Task statement
The answer should be a faithful retyping of the records that follow, pictures excluded.

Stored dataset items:

···

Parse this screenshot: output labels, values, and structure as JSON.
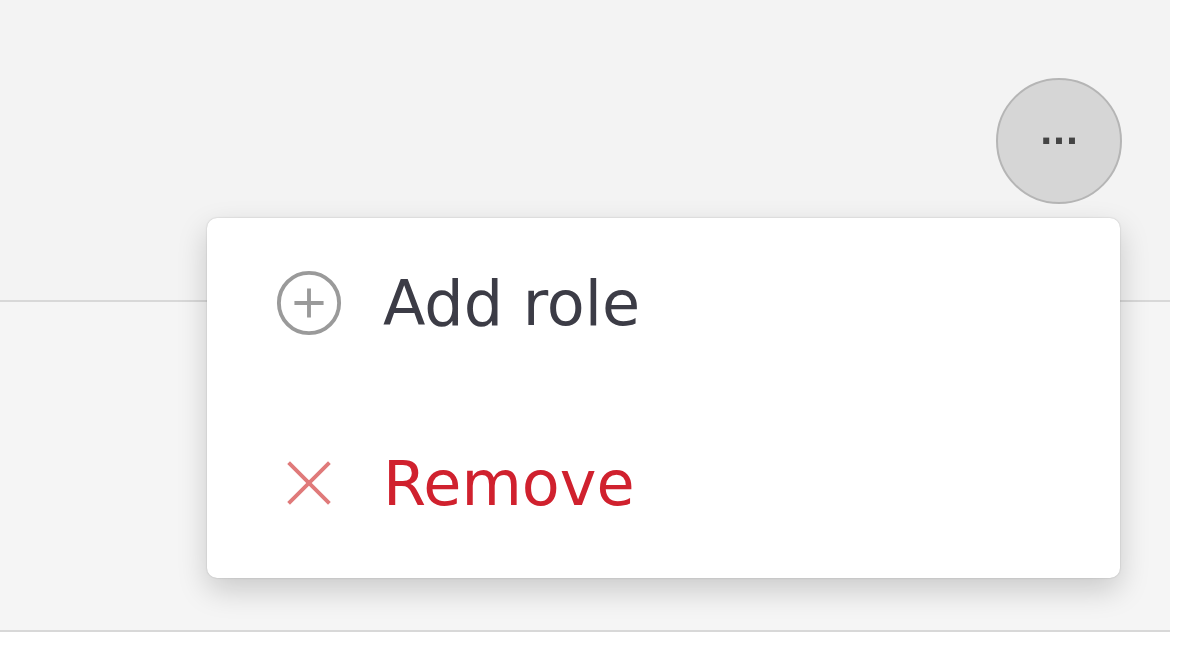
{
  "more_button": {
    "label": "···"
  },
  "menu": {
    "items": [
      {
        "kind": "add",
        "label": "Add role"
      },
      {
        "kind": "remove",
        "label": "Remove"
      }
    ]
  }
}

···

Answer to the problem
Parse this screenshot: output labels, values, and structure as JSON.
{
  "more_button": {
    "label": "···"
  },
  "menu": {
    "items": [
      {
        "kind": "add",
        "label": "Add role"
      },
      {
        "kind": "remove",
        "label": "Remove"
      }
    ]
  }
}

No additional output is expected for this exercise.